A combination of ingredients helped make The Paleface one of the top five box office hits of 1948. Not only was it Bob Hope's first color feature and his highest-grossing picture to date but it also teamed him for the first time with Jane Russell, Howard Hughes' screen discovery from The Outlaw (1943). Russell proved to be the perfect foil for Hope - sarcastic, tough and humorless. Their on-screen chemistry was so good together that Paramount re-teamed them for a sequel, Son of Paleface (1952). In her autobiography, Russell recalled the making of The Paleface: "Paramount was the first "family" lot I'd worked on....My dressing room was next to Bob Hope's. I was sent to wardrobe and fitted for period dresses plus a buckskin suit with Indian beads and fringes. Heaven! Also a corset and pantaloons. Ugh! The script by Frank Tashlin was a delight, and I discovered that my role was...dry and flat. When the critics later said I was "expressionless," I knew I managed to hit it: a stone face. Bob Hope was a ball...He's even funnier off screen than on, and everything's relaxed except his chocolate eyes, which never stop darting, never missing a thing. His name for me was "Lumpy." Russell also noted that Hope was a golfing fanatic and would occasionally slip off to play a few holes regardless of director Norman Z. McLeod's busy production schedule.

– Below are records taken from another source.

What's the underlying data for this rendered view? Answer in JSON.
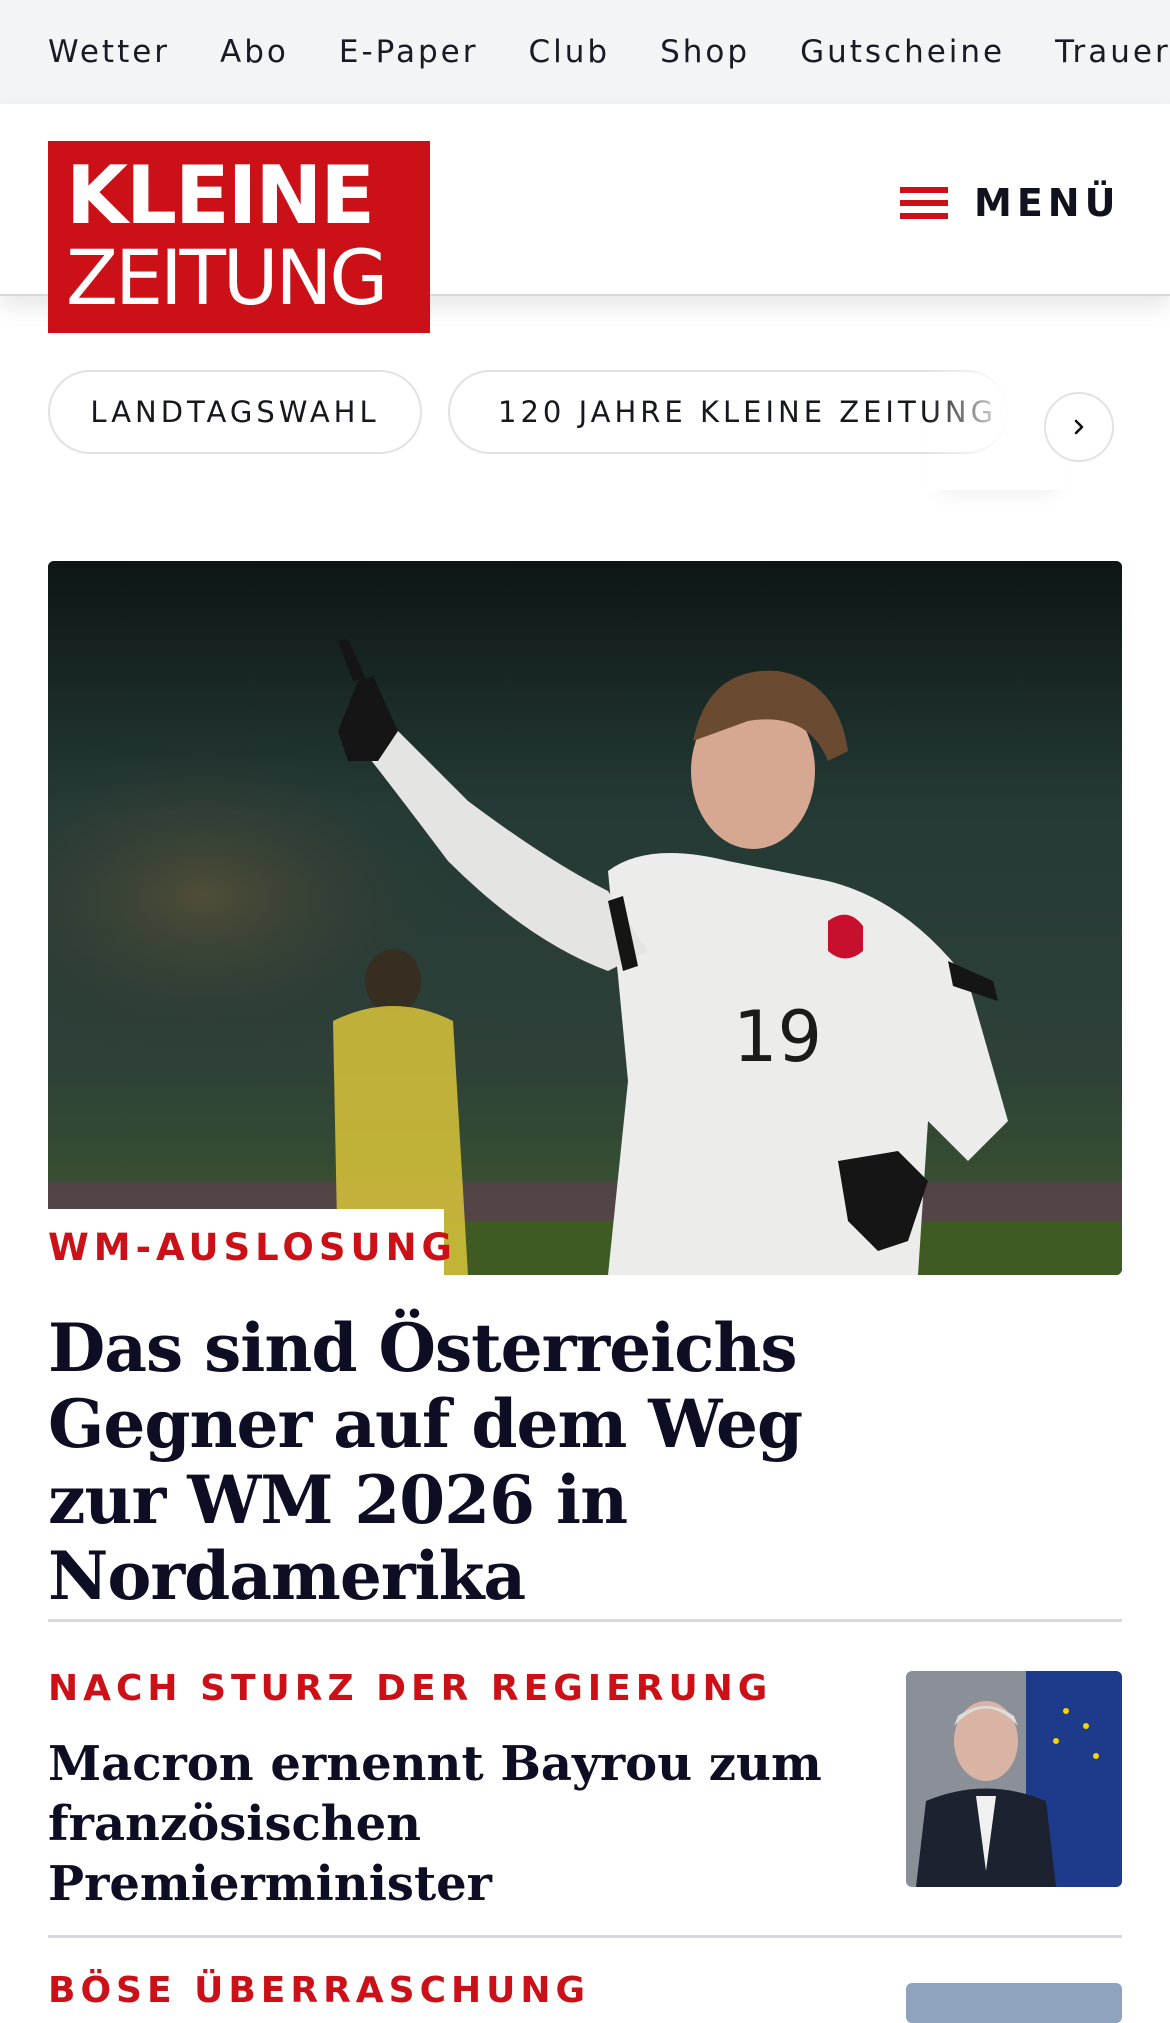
{
  "topnav": {
    "items": [
      "Wetter",
      "Abo",
      "E-Paper",
      "Club",
      "Shop",
      "Gutscheine",
      "Trauerportal"
    ]
  },
  "header": {
    "logo_line1": "KLEINE",
    "logo_line2": "ZEITUNG",
    "menu_label": "MENÜ"
  },
  "topics": {
    "pills": [
      "LANDTAGSWAHL",
      "120 JAHRE KLEINE ZEITUNG"
    ]
  },
  "hero": {
    "kicker": "WM-AUSLOSUNG",
    "title": "Das sind Österreichs Gegner auf dem Weg zur WM 2026 in Nordamerika",
    "jersey_number": "19"
  },
  "articles": [
    {
      "kicker": "NACH STURZ DER REGIERUNG",
      "title": "Macron ernennt Bayrou zum französischen Premierminister"
    },
    {
      "kicker": "BÖSE ÜBERRASCHUNG"
    }
  ],
  "colors": {
    "brand_red": "#cc1017",
    "text_dark": "#0d0d24",
    "nav_bg": "#f3f4f6"
  }
}
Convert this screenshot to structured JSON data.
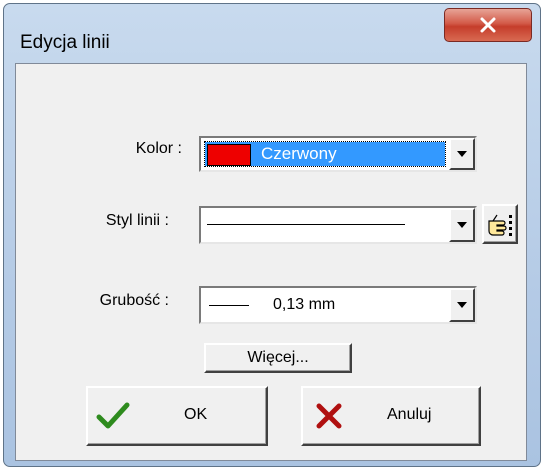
{
  "window": {
    "title": "Edycja linii"
  },
  "fields": {
    "color_label": "Kolor :",
    "color_value": "Czerwony",
    "color_hex": "#ee0000",
    "style_label": "Styl linii :",
    "thickness_label": "Grubość :",
    "thickness_value": "0,13 mm"
  },
  "buttons": {
    "more": "Więcej...",
    "ok": "OK",
    "cancel": "Anuluj"
  },
  "colors": {
    "selection": "#3399ff",
    "close_button": "#c53d2b",
    "ok_check": "#2e8b1e",
    "cancel_x": "#b01010"
  }
}
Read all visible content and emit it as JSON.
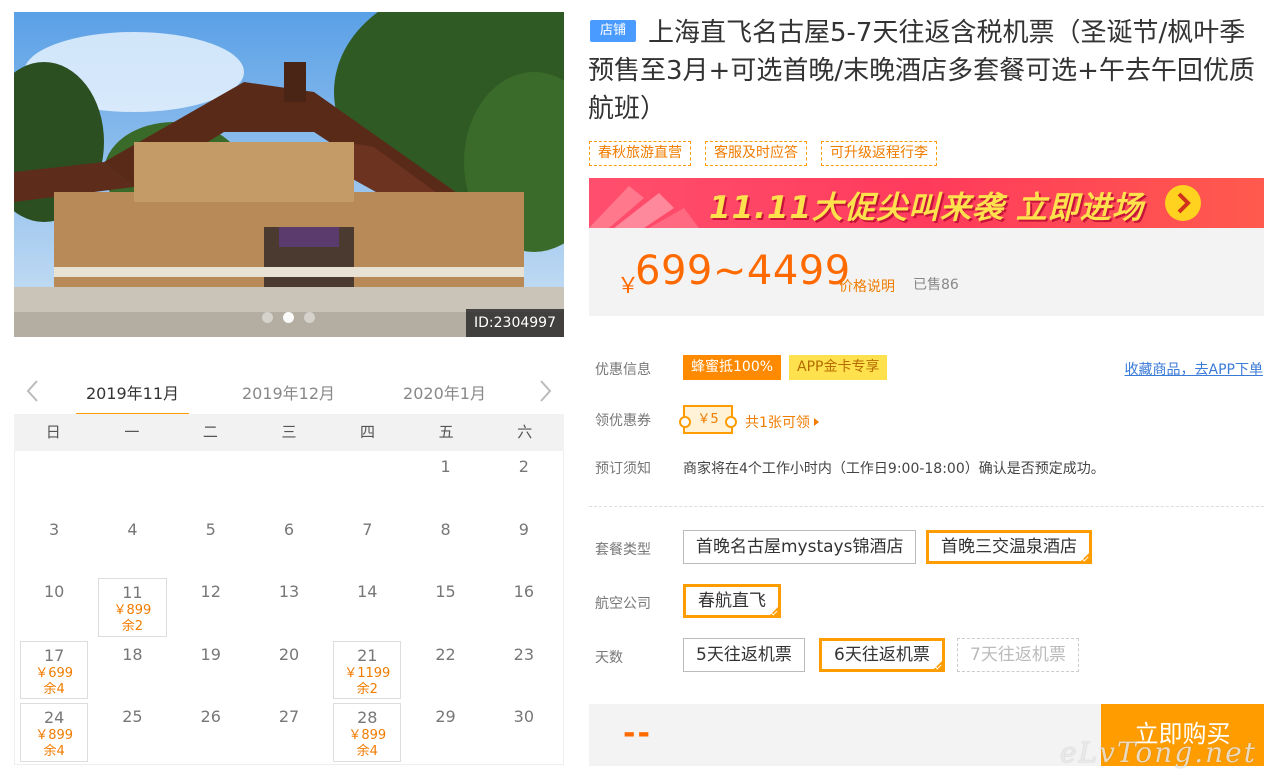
{
  "product": {
    "shop_badge": "店铺",
    "title": "上海直飞名古屋5-7天往返含税机票（圣诞节/枫叶季预售至3月+可选首晚/末晚酒店多套餐可选+午去午回优质航班）",
    "image_id": "ID:2304997",
    "tags": [
      "春秋旅游直营",
      "客服及时应答",
      "可升级返程行李"
    ]
  },
  "promo": {
    "text": "11.11大促尖叫来袭  立即进场"
  },
  "price": {
    "currency": "￥",
    "range": "699~4499",
    "note": "价格说明",
    "sold": "已售86"
  },
  "info": {
    "discount_label": "优惠信息",
    "discount_badge": "蜂蜜抵100%",
    "app_badge": "APP金卡专享",
    "fav_link": "收藏商品，去APP下单",
    "coupon_label": "领优惠券",
    "coupon_value": "￥5",
    "coupon_more": "共1张可领",
    "notice_label": "预订须知",
    "notice_text": "商家将在4个工作小时内（工作日9:00-18:00）确认是否预定成功。"
  },
  "options": {
    "package_label": "套餐类型",
    "packages": [
      {
        "label": "首晚名古屋mystays锦酒店",
        "selected": false
      },
      {
        "label": "首晚三交温泉酒店",
        "selected": true
      }
    ],
    "airline_label": "航空公司",
    "airlines": [
      {
        "label": "春航直飞",
        "selected": true
      }
    ],
    "days_label": "天数",
    "days": [
      {
        "label": "5天往返机票",
        "selected": false
      },
      {
        "label": "6天往返机票",
        "selected": true
      },
      {
        "label": "7天往返机票",
        "selected": false,
        "disabled": true
      }
    ]
  },
  "buy": {
    "total": "--",
    "button": "立即购买",
    "watermark": "eLvTong.net"
  },
  "calendar": {
    "months": [
      "2019年11月",
      "2019年12月",
      "2020年1月"
    ],
    "active_month": 0,
    "weekdays": [
      "日",
      "一",
      "二",
      "三",
      "四",
      "五",
      "六"
    ],
    "weeks": [
      [
        null,
        null,
        null,
        null,
        null,
        {
          "day": "1"
        },
        {
          "day": "2"
        }
      ],
      [
        {
          "day": "3"
        },
        {
          "day": "4"
        },
        {
          "day": "5"
        },
        {
          "day": "6"
        },
        {
          "day": "7"
        },
        {
          "day": "8"
        },
        {
          "day": "9"
        }
      ],
      [
        {
          "day": "10"
        },
        {
          "day": "11",
          "price": "￥899",
          "stock": "余2"
        },
        {
          "day": "12"
        },
        {
          "day": "13"
        },
        {
          "day": "14"
        },
        {
          "day": "15"
        },
        {
          "day": "16"
        }
      ],
      [
        {
          "day": "17",
          "price": "￥699",
          "stock": "余4"
        },
        {
          "day": "18"
        },
        {
          "day": "19"
        },
        {
          "day": "20"
        },
        {
          "day": "21",
          "price": "￥1199",
          "stock": "余2"
        },
        {
          "day": "22"
        },
        {
          "day": "23"
        }
      ],
      [
        {
          "day": "24",
          "price": "￥899",
          "stock": "余4"
        },
        {
          "day": "25"
        },
        {
          "day": "26"
        },
        {
          "day": "27"
        },
        {
          "day": "28",
          "price": "￥899",
          "stock": "余4"
        },
        {
          "day": "29"
        },
        {
          "day": "30"
        }
      ]
    ]
  },
  "colors": {
    "accent": "#ff9d00",
    "price": "#ff6a00",
    "link": "#3a7ad7",
    "shop_badge": "#4a9bff"
  }
}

Looking back on her career, Russell once admitted that she was disappointed in most of her films but she did enjoy making The Paleface. "This picture was a complete package," she said, "No lines were changed, one director, always on schedule, and no sweat. What a pleasure! I thought, "So this is how movies are made? I can't believe it." It was fun from morning till night."
One person who didn't find The Paleface a total delight was Frank Tashlin who later told Peter Bogdanovich in an interview (for the book, Who the Devil Made It) that "after seeing the preview of it, I could've shot [the director] Norman McLeod. I'd written it as a satire on The Virginian [1929, Victor Fleming], and it was completely botched. I could've killed that guy. And I realized then that I must direct my own stuff." And he made good on his promise soon after The Paleface; his solo directorial debut began with The First Time (1952), a domestic comedy starring Robert Cummings.
The Paleface received one Oscar nomination for Best Song - "Buttons and Bows" by Jay Livingston and Ray Evans - and won in that category. It's certainly one of the highlights of the film with Hope serenading himself and would actually be reprised for the sequel, Son of Paleface. By the way, The Paleface was later remade as a Don Knotts vehicle entitled The Shakiest Gun in the West (1968).
Producer: Robert L. Welch
Director: Norman Z. McLeod
Screenplay: Edmund L. Hartmann, Jack Rose, Frank Tashlin
Cinematography: Ray Rennahan
Costume Design: Mary Kay Dodson
Film Editing: Ellsworth Hoagland
Original Music: Ray Evans, Jay Livingston, Victor Young
Principal Cast: Bob Hope (Painless Peter Potter), Jane Russell (Calamity Jane), Robert Armstrong (Terris), Iris Adrian (Pepper), Bobby Watson (Toby Preston), Jackie Searl (Jasper Martin), Charles Trowbridge (Governor Johnson).
By Jeff Stafford